Suburban flight: Commuting to work less attractive as gas prices soar

Monday, August 18, 2008

From an article by Mike Ivey in the Wisconsin State Journal:

Debbie Kelly and her husband, Tom, have been living the dream for years.

They've got a cozy home nestled in the Wyoming Valley, the bucolic Iowa County setting where architect Frank Lloyd Wright drew his inspiration.

Deer graze in the yard. Orioles flock to the bird feeder. When nights are clear, the Milky Way lights the sky.

It's a little slice of heaven -- save for the 45-mile commute to work.

It wasn't a big financial drain driving into Madison, even as gasoline passed $2 a gallon in 2004 or $3 last summer. But for Debbie Kelly, $4 fuel has been the tipping point.

Now, instead of driving all the way to her nursing job at the Dean Clinic on Fish Hatchery Road, Kelly will often park in Verona and ride her bicycle the rest of the way. One night a week, she camps in the back of her pickup truck at Lake Farm County Park, south of the Beltline on the shores of Lake Waubesa.

"They've got the hottest showers," said Kelly, 54, a mother of three.

Kelly admits she's thought about moving closer to the city. The time spent driving and the rising costs are beginning to wear. But she said her husband isn't budging.

"Tom will probably go with the property," she said. "I don't think he'll ever leave the valley."

Whether high fuel prices are going to affect where people in Wisconsin live remains to be seen.

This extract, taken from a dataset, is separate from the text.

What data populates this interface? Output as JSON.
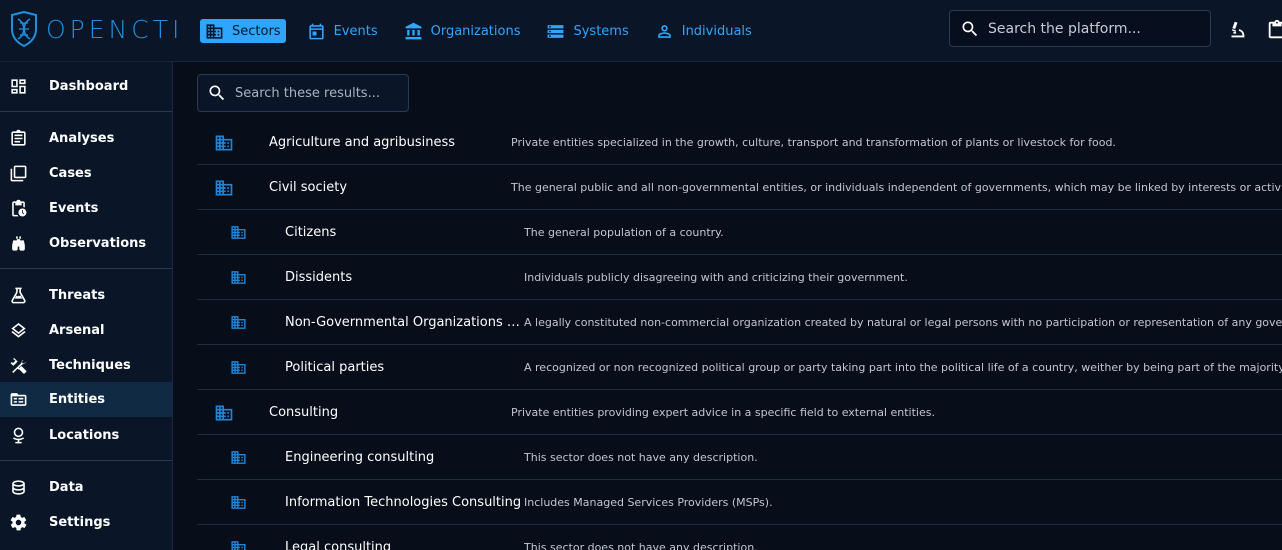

It's not that simple to just pick up and move, especially for those who already own a home.

Still, it's a question crossing the minds of many who chose to buy a home miles from their place of employment or school.

"It really hit me when it cost nearly $100 to fill up the truck last week," said Rich Eggleston, who lives in Fitchburg and commutes to his job downtown at the Alliance of Cities.

And there are early indications that life in the suburbs is starting to look less attractive to home buyers.